Our PRISE scholars will be the first responders to translate and effectively teach, conduct new research, and learn from experts in the field new knowledge to answer questions relating to the teacher shortage. PRISE scholars will learn the skills to translate that research to the state and national level and create sustainable and meaningful impact for future generations.
This grant funds seven (7) VCU scholars for a four-year program that includes a generous annual $28,000 annual stipend for the 20 hrs./week GA position, in addition to the cost of tuition and fees for full-time enrollment. Technology and professional development travel included for all PRISE scholars. Support for relocation available upon request and approval.
- Opportunities to learn from the leading teacher shortage policy experts including Dr. Jane West
- Partnership with the federally funded innovative teacher preparation centers including the CEEDAR Center, AACTE, and IRIS Center
- Engagement with renowned teacher residency program, RTR, housed in the Center for Teacher Leadership, and other VCU/School of Education affiliated centers
- Connection to multiple teacher preparation pathways, including undergraduate, innovative early childhood cross-disciplinary initiatives, alternative pathways and residency models that engage with high needs populations across the state
- Join the R1 research university population that includes medical, policy, social science and arts experts to engage in cross-disciplinary research and policy advocacy
- Interest in completing the full-time in-residency cohort program in Richmond, Virginia starting summer 2020
- Completed application of the Ph.D. in Education, Special Education and Disability Leadership program at the VCU School of Education
- Recommend 3 or more years of teaching experience
- U.S. citizenship status
- Contact institutional representative to complete required grant application
Shadow a VCU Student: PhD in Education - Special Education and Disability Leadership
After you learn more about our program and research, email email@example.com if you would like to do any of the following:
- Visit one of our required track classes

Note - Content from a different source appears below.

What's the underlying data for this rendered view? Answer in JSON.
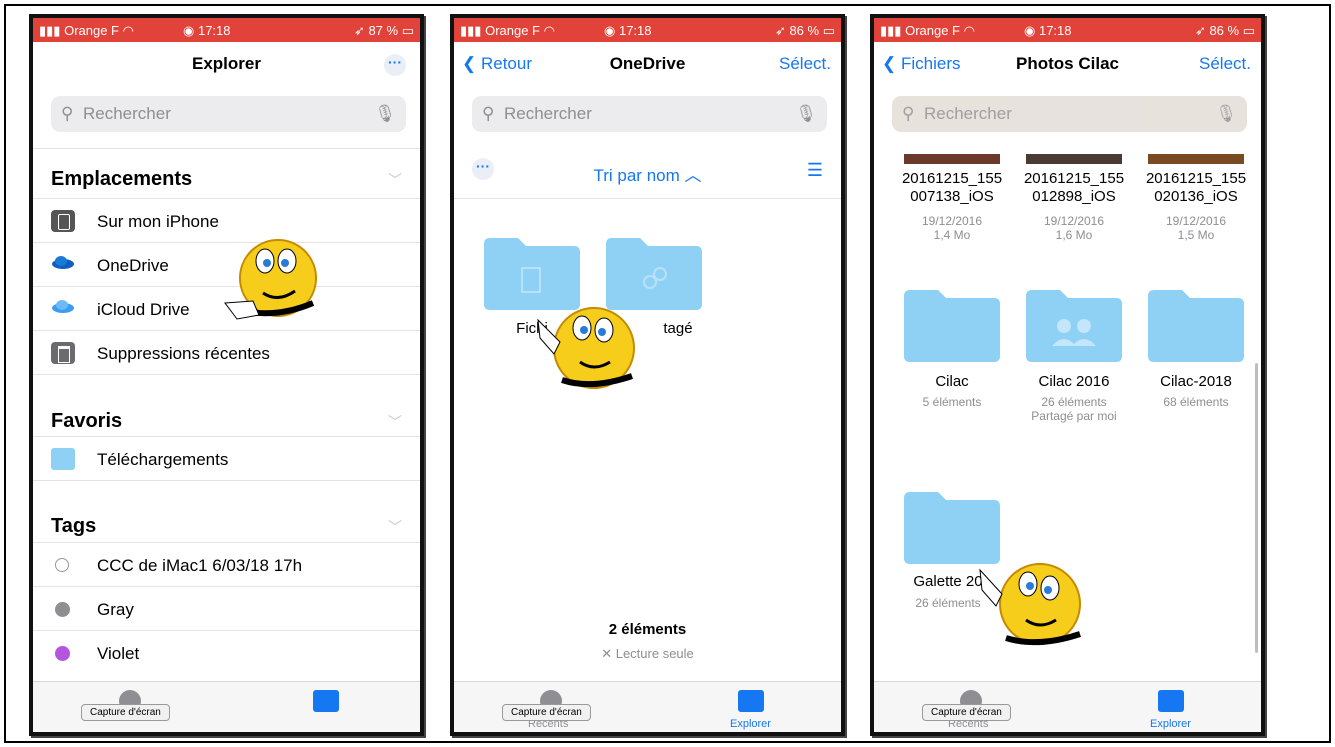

- Tour one of our Research Labs in Oliver Hall to see research in action
- Review Dr. Chow’s research lab website to learn more about current projects and research being done in special education
- Review Dr. Sutherland’s BEST in CLASS grant research page to see our research in action in our local communities
- Meet one-on-one with our program coordinator
- Connect with a current Ph.D. student